Element data from apps and pages:
*** Begin section ***

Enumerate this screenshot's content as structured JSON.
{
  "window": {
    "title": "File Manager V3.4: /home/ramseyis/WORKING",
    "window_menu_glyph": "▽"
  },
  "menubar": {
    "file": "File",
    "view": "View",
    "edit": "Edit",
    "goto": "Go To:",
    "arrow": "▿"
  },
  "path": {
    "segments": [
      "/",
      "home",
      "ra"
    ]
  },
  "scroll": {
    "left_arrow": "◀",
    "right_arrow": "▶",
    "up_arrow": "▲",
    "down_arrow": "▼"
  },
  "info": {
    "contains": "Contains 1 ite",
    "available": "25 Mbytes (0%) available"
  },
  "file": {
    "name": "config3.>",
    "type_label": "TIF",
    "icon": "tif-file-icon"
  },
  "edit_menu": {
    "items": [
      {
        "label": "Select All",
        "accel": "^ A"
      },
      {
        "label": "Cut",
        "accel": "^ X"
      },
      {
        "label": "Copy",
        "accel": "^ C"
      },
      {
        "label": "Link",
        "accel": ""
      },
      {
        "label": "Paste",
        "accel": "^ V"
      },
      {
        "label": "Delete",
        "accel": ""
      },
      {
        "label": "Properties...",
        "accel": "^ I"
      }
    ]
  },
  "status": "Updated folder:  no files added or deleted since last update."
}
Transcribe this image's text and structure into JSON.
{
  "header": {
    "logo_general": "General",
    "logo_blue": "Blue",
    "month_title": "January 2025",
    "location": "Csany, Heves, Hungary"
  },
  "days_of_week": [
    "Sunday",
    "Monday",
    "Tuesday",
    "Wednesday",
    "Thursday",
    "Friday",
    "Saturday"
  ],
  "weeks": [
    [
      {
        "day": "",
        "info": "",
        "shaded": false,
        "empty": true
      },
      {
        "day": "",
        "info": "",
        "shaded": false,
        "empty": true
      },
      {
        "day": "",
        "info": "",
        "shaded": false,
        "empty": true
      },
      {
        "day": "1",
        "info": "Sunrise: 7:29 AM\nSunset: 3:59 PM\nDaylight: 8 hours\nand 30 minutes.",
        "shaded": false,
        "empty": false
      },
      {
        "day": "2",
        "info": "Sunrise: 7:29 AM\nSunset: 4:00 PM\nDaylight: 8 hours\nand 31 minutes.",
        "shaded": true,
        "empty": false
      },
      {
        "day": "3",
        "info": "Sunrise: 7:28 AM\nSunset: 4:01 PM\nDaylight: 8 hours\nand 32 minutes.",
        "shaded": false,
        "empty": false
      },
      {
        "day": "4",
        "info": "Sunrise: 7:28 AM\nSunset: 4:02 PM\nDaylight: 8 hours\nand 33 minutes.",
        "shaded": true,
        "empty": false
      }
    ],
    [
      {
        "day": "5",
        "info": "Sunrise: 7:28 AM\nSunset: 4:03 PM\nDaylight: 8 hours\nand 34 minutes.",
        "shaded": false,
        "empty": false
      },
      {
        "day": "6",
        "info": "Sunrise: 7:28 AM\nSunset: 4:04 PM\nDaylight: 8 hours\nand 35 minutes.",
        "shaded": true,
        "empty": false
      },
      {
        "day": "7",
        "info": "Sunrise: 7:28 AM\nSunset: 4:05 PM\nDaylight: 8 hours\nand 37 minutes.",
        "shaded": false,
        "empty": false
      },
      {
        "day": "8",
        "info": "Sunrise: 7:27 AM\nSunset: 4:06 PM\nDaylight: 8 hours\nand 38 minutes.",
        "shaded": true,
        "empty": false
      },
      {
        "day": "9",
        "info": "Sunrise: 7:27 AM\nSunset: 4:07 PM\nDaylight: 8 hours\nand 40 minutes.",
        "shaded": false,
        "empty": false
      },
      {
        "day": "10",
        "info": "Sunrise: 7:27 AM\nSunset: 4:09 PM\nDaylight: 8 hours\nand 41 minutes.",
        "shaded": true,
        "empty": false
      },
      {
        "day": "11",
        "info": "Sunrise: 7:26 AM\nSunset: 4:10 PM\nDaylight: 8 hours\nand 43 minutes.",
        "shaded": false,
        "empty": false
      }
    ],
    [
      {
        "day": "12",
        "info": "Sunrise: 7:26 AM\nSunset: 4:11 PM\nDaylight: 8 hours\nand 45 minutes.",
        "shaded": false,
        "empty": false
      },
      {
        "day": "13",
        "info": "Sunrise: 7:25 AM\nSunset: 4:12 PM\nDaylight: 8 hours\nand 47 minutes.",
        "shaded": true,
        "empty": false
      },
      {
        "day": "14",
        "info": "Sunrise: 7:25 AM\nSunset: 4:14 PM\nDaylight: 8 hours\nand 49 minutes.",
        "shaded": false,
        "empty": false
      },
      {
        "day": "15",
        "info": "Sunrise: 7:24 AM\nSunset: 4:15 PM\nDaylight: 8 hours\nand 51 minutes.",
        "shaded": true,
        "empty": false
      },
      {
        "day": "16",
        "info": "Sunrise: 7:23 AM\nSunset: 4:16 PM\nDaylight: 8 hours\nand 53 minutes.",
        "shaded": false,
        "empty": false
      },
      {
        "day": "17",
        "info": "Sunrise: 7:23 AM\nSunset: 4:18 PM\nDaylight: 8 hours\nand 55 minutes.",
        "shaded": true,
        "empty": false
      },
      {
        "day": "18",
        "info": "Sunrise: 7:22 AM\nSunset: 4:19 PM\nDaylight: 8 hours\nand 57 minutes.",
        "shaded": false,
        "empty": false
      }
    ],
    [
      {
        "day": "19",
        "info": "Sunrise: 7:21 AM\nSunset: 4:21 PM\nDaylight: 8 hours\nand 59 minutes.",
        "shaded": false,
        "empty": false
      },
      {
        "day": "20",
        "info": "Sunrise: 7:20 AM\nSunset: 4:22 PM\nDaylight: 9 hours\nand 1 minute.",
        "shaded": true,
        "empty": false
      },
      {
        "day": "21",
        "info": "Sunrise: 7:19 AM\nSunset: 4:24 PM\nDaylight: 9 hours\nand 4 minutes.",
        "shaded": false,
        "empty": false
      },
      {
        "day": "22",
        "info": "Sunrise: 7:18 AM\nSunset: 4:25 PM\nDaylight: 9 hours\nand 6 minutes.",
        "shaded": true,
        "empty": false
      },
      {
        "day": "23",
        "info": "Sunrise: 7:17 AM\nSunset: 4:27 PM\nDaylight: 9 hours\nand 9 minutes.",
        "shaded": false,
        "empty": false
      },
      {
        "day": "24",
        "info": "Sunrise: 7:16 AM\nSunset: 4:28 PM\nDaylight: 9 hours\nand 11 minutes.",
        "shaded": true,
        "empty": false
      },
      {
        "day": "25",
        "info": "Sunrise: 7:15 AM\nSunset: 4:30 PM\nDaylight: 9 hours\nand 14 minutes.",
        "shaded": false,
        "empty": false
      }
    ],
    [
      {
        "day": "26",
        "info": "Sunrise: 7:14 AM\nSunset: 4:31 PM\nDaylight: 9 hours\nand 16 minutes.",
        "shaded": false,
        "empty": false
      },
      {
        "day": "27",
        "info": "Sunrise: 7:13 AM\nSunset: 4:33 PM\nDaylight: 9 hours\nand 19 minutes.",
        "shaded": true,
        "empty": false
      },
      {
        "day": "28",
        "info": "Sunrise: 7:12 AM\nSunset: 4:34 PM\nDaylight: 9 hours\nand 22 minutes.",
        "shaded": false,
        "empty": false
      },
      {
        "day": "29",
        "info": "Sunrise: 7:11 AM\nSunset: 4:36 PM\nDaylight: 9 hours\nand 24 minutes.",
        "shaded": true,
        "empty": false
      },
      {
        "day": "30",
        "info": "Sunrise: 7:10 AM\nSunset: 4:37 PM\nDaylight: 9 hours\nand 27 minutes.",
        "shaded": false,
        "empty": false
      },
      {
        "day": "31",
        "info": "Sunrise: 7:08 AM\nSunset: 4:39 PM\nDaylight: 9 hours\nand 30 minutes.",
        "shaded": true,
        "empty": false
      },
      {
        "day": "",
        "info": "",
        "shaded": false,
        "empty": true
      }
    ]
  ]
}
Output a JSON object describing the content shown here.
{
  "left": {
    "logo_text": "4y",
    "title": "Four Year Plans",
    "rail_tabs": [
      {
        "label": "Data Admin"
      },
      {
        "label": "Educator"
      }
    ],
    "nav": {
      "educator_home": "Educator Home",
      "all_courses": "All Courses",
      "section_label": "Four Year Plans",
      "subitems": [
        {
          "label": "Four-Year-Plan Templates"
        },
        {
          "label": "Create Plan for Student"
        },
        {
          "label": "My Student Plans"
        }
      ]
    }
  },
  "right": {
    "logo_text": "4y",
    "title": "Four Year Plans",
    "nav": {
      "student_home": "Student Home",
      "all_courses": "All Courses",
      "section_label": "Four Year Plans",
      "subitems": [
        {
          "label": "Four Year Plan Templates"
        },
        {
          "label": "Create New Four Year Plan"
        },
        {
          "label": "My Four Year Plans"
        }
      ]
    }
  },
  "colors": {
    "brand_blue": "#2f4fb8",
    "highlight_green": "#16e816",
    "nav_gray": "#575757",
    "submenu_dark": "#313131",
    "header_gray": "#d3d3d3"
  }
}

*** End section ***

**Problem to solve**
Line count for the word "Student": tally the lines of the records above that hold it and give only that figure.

**Result for this exercise**
3